→ **What is being asked**
Note each line in the data holding the string "Знайти" and report it.

→ **Excerpted data**
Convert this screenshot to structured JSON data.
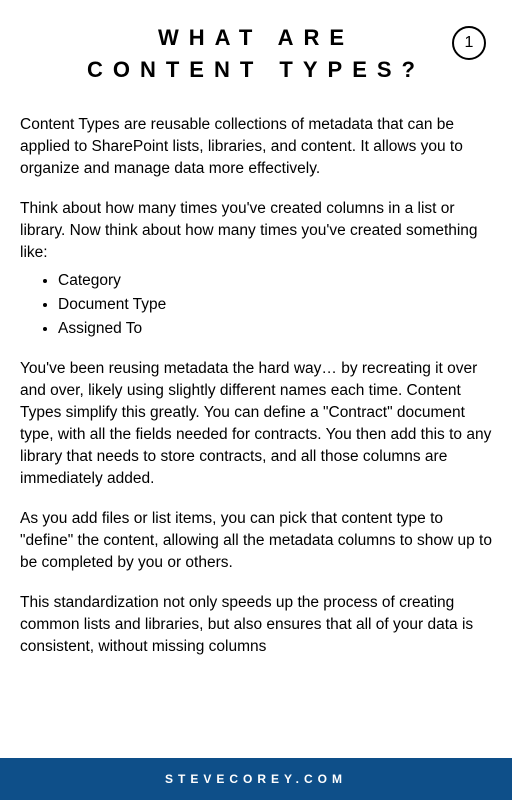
{
  "header": {
    "title": "WHAT ARE CONTENT TYPES?",
    "page_number": "1"
  },
  "body": {
    "para1": "Content Types are reusable collections of metadata that can be applied to SharePoint lists, libraries, and content. It allows you to organize and manage data more effectively.",
    "para2": "Think about how many times you've created columns in a list or library. Now think about how many times you've created something like:",
    "list": [
      "Category",
      "Document Type",
      "Assigned To"
    ],
    "para3": "You've been reusing metadata the hard way… by recreating it over and over, likely using slightly different names each time. Content Types simplify this greatly. You can define a \"Contract\" document type, with all the fields needed for contracts. You then add this to any library that needs to store contracts, and all those columns are immediately added.",
    "para4": "As you add files or list items, you can pick that content type to \"define\" the content, allowing all the metadata columns to show up to be completed by you or others.",
    "para5": "This standardization not only speeds up the process of creating common lists and libraries, but also ensures that all of your data is consistent, without missing columns"
  },
  "footer": {
    "site": "STEVECOREY.COM"
  }
}
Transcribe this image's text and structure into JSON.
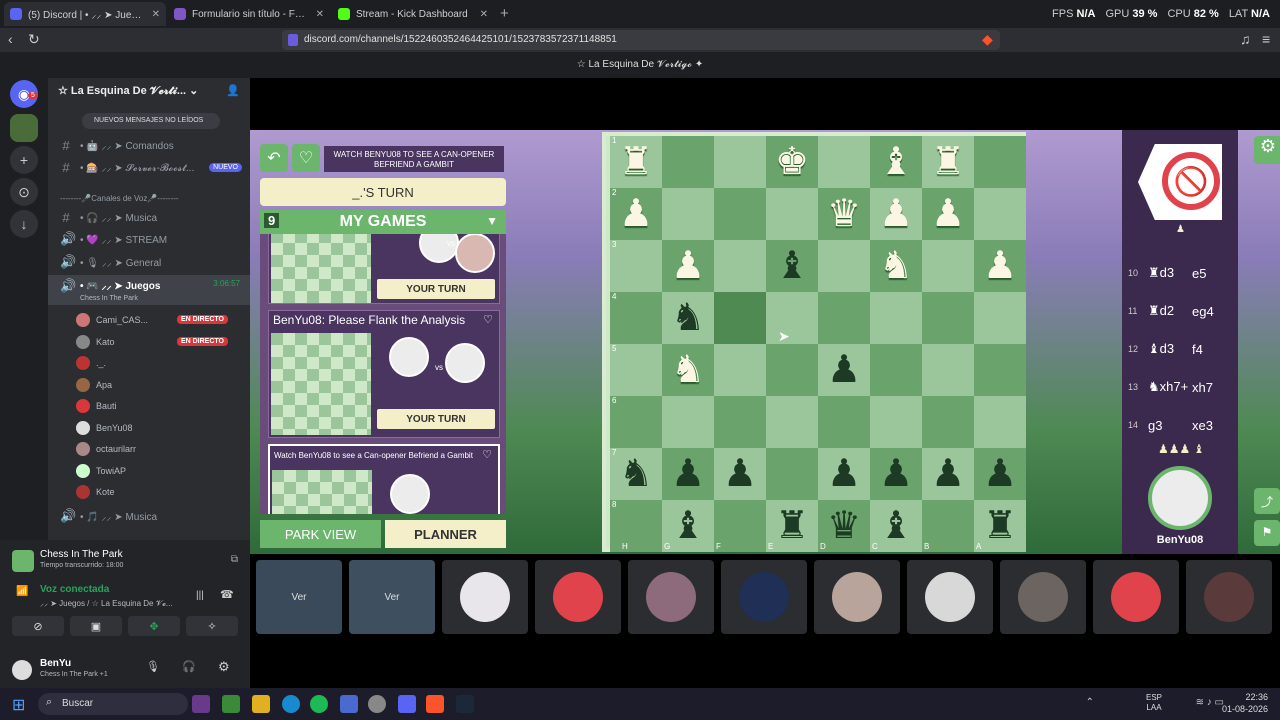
{
  "browser": {
    "tabs": [
      {
        "label": "(5) Discord | • ⸝⸝ ➤ Juegos | ⭑",
        "active": true,
        "color": "#5865f2"
      },
      {
        "label": "Formulario sin título - Formularios de",
        "active": false,
        "color": "#7e57c2"
      },
      {
        "label": "Stream - Kick Dashboard",
        "active": false,
        "color": "#53fc18"
      }
    ],
    "new_tab": "+",
    "perf": {
      "fps_label": "FPS",
      "fps": "N/A",
      "gpu_label": "GPU",
      "gpu": "39 %",
      "cpu_label": "CPU",
      "cpu": "82 %",
      "lat_label": "LAT",
      "lat": "N/A"
    },
    "url": "discord.com/channels/1522460352464425101/1523783572371148851"
  },
  "discord": {
    "window_title": "☆ La Esquina De 𝓥𝓮𝓻𝓽𝓲𝓰𝓸 ✦",
    "rail_badge": "5",
    "server_name": "☆ La Esquina De 𝓥𝓮𝓻𝓽𝓲...",
    "new_messages": "NUEVOS MENSAJES NO LEÍDOS",
    "channels": [
      {
        "icon": "#",
        "label": "• 🤖 ⸝⸝ ➤ Comandos"
      },
      {
        "icon": "#",
        "label": "• 🎰 ⸝⸝ ➤ 𝓢𝓮𝓻𝓿𝓮𝓻-𝓑𝓸𝓸𝓼𝓽...",
        "badge": "NUEVO"
      }
    ],
    "voice_category": "--------🎤Canales de Voz🎤--------",
    "voice_channels": [
      {
        "icon": "#",
        "label": "• 🎧 ⸝⸝ ➤ Musica"
      },
      {
        "icon": "🔊",
        "label": "• 💜 ⸝⸝ ➤ STREAM"
      },
      {
        "icon": "🔊",
        "label": "• 🎙 ⸝⸝ ➤ General"
      }
    ],
    "current_channel": {
      "label": "• 🎮 ⸝⸝ ➤ Juegos",
      "time": "3:06:57",
      "activity": "Chess In The Park"
    },
    "users": [
      {
        "name": "Cami_CAS...",
        "live": "EN DIRECTO",
        "color": "#c77"
      },
      {
        "name": "Kato",
        "live": "EN DIRECTO",
        "color": "#888"
      },
      {
        "name": "._.",
        "live": "",
        "color": "#b33"
      },
      {
        "name": "Apa",
        "live": "",
        "color": "#964"
      },
      {
        "name": "Bauti",
        "live": "",
        "color": "#da373c"
      },
      {
        "name": "BenYu08",
        "live": "",
        "color": "#ddd"
      },
      {
        "name": "octaurilarr",
        "live": "",
        "color": "#a88"
      },
      {
        "name": "TowiAP",
        "live": "",
        "color": "#cfc"
      },
      {
        "name": "Kote",
        "live": "",
        "color": "#a33"
      }
    ],
    "last_channel": {
      "icon": "🔊",
      "label": "• 🎵 ⸝⸝ ➤ Musica"
    },
    "activity_panel": {
      "title": "Chess In The Park",
      "subtitle": "Tiempo transcurrido: 18:00"
    },
    "voice_status": {
      "title": "Voz conectada",
      "subtitle": "⸝⸝ ➤ Juegos / ☆ La Esquina De 𝓥𝓮..."
    },
    "me": {
      "name": "BenYu",
      "status": "Chess In The Park +1"
    }
  },
  "game": {
    "banner": "WATCH BENYU08 TO SEE A CAN-OPENER BEFRIEND A GAMBIT",
    "turn": "_.'S TURN",
    "games_count": "9",
    "games_title": "MY GAMES",
    "cards": [
      {
        "title": "",
        "vs": "vs",
        "action": "YOUR TURN"
      },
      {
        "title": "BenYu08: Please Flank the Analysis",
        "vs": "vs",
        "action": "YOUR TURN"
      },
      {
        "title": "Watch BenYu08 to see a Can-opener Befriend a Gambit",
        "vs": "",
        "action": ""
      }
    ],
    "park_view": "PARK VIEW",
    "planner": "PLANNER",
    "ranks": [
      "1",
      "2",
      "3",
      "4",
      "5",
      "6",
      "7",
      "8"
    ],
    "files": [
      "H",
      "G",
      "F",
      "E",
      "D",
      "C",
      "B",
      "A"
    ],
    "board": [
      [
        "w♜",
        "",
        "",
        "w♚",
        "",
        "w♝",
        "w♜",
        ""
      ],
      [
        "w♟",
        "",
        "",
        "",
        "w♛",
        "w♟",
        "w♟",
        ""
      ],
      [
        "",
        "w♟",
        "",
        "b♝",
        "",
        "w♞",
        "",
        "w♟"
      ],
      [
        "",
        "b♞",
        "hl",
        "",
        "",
        "",
        "",
        ""
      ],
      [
        "",
        "w♞",
        "",
        "",
        "b♟",
        "",
        "",
        ""
      ],
      [
        "",
        "",
        "",
        "",
        "",
        "",
        "",
        ""
      ],
      [
        "b♞",
        "b♟",
        "b♟",
        "",
        "b♟",
        "b♟",
        "b♟",
        "b♟"
      ],
      [
        "",
        "b♝",
        "",
        "b♜",
        "b♛",
        "b♝",
        "",
        "b♜"
      ]
    ],
    "moves": [
      {
        "n": "10",
        "a": "♜d3",
        "b": "e5"
      },
      {
        "n": "11",
        "a": "♜d2",
        "b": "eg4"
      },
      {
        "n": "12",
        "a": "♝d3",
        "b": "f4"
      },
      {
        "n": "13",
        "a": "♞xh7+",
        "b": "xh7"
      },
      {
        "n": "14",
        "a": "g3",
        "b": "xe3"
      }
    ],
    "captured": "♟♟♟ ♝",
    "opponent": "BenYu08"
  },
  "participants": [
    {
      "label": "Ver",
      "color": "#3b4a5a"
    },
    {
      "label": "Ver",
      "color": "#3e4f60"
    },
    {
      "label": "",
      "color": "#e8e6ea"
    },
    {
      "label": "",
      "color": "#e0434c"
    },
    {
      "label": "",
      "color": "#8d6a7c"
    },
    {
      "label": "",
      "color": "#1f2f55"
    },
    {
      "label": "",
      "color": "#b8a49a"
    },
    {
      "label": "",
      "color": "#d8d8d8"
    },
    {
      "label": "",
      "color": "#6b6460"
    },
    {
      "label": "",
      "color": "#e0434c"
    },
    {
      "label": "",
      "color": "#5a3a3a"
    }
  ],
  "taskbar": {
    "search": "Buscar",
    "lang": "ESP\nLAA",
    "time": "22:36",
    "date": "01-08-2026"
  }
}
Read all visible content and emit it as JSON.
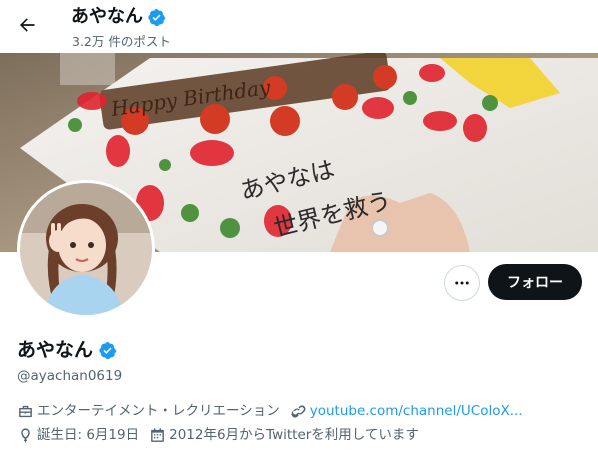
{
  "header": {
    "name": "あやなん",
    "post_count": "3.2万 件のポスト"
  },
  "banner": {
    "cake_text_line1": "あやなは",
    "cake_text_line2": "世界を救う",
    "chocolate_plate_text": "Happy Birthday"
  },
  "actions": {
    "follow_label": "フォロー"
  },
  "profile": {
    "name": "あやなん",
    "handle": "@ayachan0619",
    "category": "エンターテイメント・レクリエーション",
    "website": "youtube.com/channel/UColoX...",
    "birthday": "誕生日: 6月19日",
    "joined": "2012年6月からTwitterを利用しています"
  },
  "colors": {
    "verified": "#1d9bf0",
    "link": "#1d9bf0",
    "follow_bg": "#0f1419",
    "muted": "#536471"
  },
  "icons": [
    "back-arrow-icon",
    "verified-badge-icon",
    "more-icon",
    "briefcase-icon",
    "link-icon",
    "balloon-icon",
    "calendar-icon"
  ]
}
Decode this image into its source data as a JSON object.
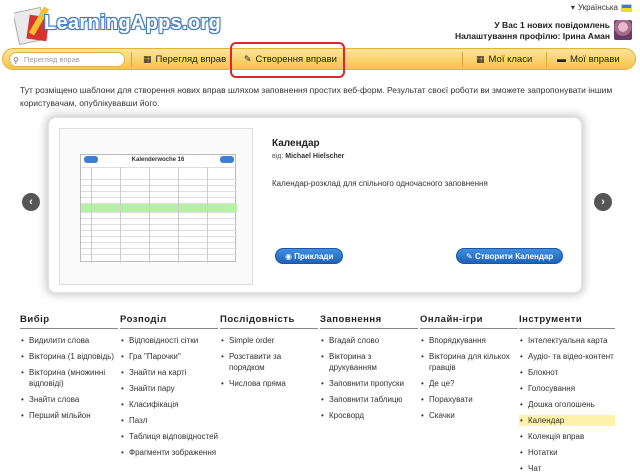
{
  "header": {
    "logo_text": "LearningApps.org",
    "language": "Українська",
    "messages": "У Вас 1 нових повідомлень",
    "profile": "Налаштування профілю: Ірина Аман"
  },
  "nav": {
    "search_placeholder": "Перегляд вправ",
    "browse": "Перегляд вправ",
    "create": "Створення вправи",
    "classes": "Мої класи",
    "exercises": "Мої вправи"
  },
  "intro": "Тут розміщено шаблони для створення нових вправ шляхом заповнення простих веб-форм. Результат своєї роботи ви зможете запропонувати іншим користувачам, опублікувавши його.",
  "card": {
    "preview_title": "Kalenderwoche 16",
    "title": "Календар",
    "author_prefix": "від:",
    "author": "Michael Hielscher",
    "description": "Календар-розклад для спільного одночасного заповнення",
    "examples_button": "Приклади",
    "create_button": "Створити Календар"
  },
  "categories": [
    {
      "title": "Вибір",
      "items": [
        "Видилити слова",
        "Вікторина (1 відповідь)",
        "Вікторина (множинні відповіді)",
        "Знайти слова",
        "Перший мільйон"
      ]
    },
    {
      "title": "Розподіл",
      "items": [
        "Відповідності сітки",
        "Гра \"Парочки\"",
        "Знайти на карті",
        "Знайти пару",
        "Класифікація",
        "Пазл",
        "Таблиця відповідностей",
        "Фрагменти зображення"
      ]
    },
    {
      "title": "Послідовність",
      "items": [
        "Simple order",
        "Розставити за порядком",
        "Числова пряма"
      ]
    },
    {
      "title": "Заповнення",
      "items": [
        "Вгадай слово",
        "Вікторина з друкуванням",
        "Заповнити пропуски",
        "Заповнити таблицю",
        "Кросворд"
      ]
    },
    {
      "title": "Онлайн-ігри",
      "items": [
        "Впорядкування",
        "Вікторина для кількох гравців",
        "Де це?",
        "Порахувати",
        "Скачки"
      ]
    },
    {
      "title": "Інструменти",
      "items": [
        "Інтелектуальна карта",
        "Аудіо- та відео-контент",
        "Блокнот",
        "Голосування",
        "Дошка оголошень",
        "Календар",
        "Колекція вправ",
        "Нотатки",
        "Чат"
      ]
    }
  ],
  "active_category_item": "Календар"
}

→ **Response area**
        "Знайти слова",
        "Знайти на карті",
        "Знайти пару",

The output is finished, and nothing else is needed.